Before the moment happens, Superman pleads with Zod to stop his laser vision before harming more innocent people. Zod says “Never”. Now if you’re thinking that Superman could have just covered his eyes, remember that when Superman had just ONE eye covered by Faora, once he used his laser vision she couldn’t hold her hand over his eye anymore. But even if that was the case and he covers the eyes, then what? Does he ask politely for Zod to stop committing murder? I’m sure that wouldn’t work. So, with his last plea to stop it, he does what he has to in order to prevent more Human life from ending. He takes Zod out. Now you have to remember that Clark was just Clark up until 24 hours prior before he put on the Superman Suit. He is fresh and green and doesn’t have any predetermined rules of being Superman. Also, this establishes the why of Superman never taking a life again. You can see his pain and agony of doing something that final, as well as realizing he just took out the last remaining member of his race. But Zack knew what he was doing. Remember when I talked about the literally birth of Kal-El at the beginning of the film? In almost the exact same way, the film cuts to see Lois, and then it cuts to Superman falling to his knees and then lets out a cry. It is done with the exact same mannerisms as his birth on Krypton, symbolizing the birth of Superman here on Earth. It was this moment that I truly became a fan of Superman over Batman in terms of film. Snyder changed what I thought would never happen after The Dark Knight. That was, of course, until Batman v Superman came out and I saw how Batman took out Superman and was in awe of what I was just witnessing. Back to the final moments in the film and we see Clark talking with his mother about what he’s going to do when he’s not saving the world. I wrote that out because it’s also the name of one of the best composed tracks from Zimmer from the Man of Steel soundtrack. The film ends with Clark starting his new job as a journalist, being formally introduced to Lois at the Daily Planet with her final words to him being “Welcome to the Planet“. With the famous Superman smile, Clark replies “Glad to be here Lois.“. Cue title card and the film ends.

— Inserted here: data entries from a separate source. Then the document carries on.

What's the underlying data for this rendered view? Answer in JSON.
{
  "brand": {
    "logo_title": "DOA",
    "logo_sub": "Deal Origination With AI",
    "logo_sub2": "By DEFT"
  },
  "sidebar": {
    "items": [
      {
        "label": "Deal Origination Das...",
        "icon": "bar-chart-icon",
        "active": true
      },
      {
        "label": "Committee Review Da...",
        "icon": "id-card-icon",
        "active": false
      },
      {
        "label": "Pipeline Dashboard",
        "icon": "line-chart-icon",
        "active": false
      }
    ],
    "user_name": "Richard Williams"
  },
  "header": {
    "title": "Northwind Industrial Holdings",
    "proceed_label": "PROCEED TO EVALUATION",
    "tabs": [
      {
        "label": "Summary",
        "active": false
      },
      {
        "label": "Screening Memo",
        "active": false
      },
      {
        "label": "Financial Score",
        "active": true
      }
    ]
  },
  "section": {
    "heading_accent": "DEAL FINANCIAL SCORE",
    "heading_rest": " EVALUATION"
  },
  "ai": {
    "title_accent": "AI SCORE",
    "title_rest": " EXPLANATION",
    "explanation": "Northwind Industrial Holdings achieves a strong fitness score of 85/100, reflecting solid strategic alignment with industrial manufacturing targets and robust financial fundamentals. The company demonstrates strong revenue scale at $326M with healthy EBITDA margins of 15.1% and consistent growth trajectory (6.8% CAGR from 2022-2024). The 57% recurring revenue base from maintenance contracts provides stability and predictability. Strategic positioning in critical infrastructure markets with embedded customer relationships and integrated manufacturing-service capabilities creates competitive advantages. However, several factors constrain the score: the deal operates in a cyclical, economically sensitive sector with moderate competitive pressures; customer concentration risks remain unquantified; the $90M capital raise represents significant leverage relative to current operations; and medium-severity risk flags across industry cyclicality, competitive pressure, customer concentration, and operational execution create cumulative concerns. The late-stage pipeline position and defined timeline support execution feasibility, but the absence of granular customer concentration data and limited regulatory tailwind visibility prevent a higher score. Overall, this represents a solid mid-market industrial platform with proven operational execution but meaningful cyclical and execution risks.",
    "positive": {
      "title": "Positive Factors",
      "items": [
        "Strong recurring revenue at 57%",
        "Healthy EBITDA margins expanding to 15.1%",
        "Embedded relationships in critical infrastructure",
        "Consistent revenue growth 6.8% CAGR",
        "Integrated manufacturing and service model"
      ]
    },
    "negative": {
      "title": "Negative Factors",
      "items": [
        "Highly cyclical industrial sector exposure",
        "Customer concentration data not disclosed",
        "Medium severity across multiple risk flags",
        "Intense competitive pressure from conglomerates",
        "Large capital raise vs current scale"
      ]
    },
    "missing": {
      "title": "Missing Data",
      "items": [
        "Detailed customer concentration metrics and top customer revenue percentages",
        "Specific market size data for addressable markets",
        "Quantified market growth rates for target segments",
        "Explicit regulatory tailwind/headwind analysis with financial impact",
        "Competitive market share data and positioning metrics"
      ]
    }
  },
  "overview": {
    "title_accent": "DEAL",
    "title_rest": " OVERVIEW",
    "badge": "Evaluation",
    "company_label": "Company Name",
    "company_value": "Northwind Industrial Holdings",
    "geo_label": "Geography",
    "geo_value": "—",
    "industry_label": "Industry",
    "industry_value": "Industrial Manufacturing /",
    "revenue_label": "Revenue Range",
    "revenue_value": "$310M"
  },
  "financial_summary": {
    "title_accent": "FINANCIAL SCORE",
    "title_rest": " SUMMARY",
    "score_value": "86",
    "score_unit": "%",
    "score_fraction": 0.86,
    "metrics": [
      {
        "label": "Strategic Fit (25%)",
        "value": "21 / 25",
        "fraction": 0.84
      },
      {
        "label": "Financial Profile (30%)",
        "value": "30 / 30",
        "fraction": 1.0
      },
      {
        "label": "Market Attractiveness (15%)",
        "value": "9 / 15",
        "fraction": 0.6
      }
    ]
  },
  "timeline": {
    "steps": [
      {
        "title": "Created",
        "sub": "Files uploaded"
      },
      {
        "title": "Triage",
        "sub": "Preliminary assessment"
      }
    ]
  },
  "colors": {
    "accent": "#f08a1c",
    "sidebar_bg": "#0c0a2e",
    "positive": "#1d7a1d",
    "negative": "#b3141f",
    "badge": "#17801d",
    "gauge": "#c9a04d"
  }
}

I hope this makes you want to enjoy and celebrate Superman as much as I do when I watch Man of Steel. Watching it with an open mind allowed me to see just how much thought and care Zack Snyder put into the making of this film, along with the rest of the cast and crew. I am so thankful I was able to witness this in theaters and that my daughter is growing up with this version of Superman.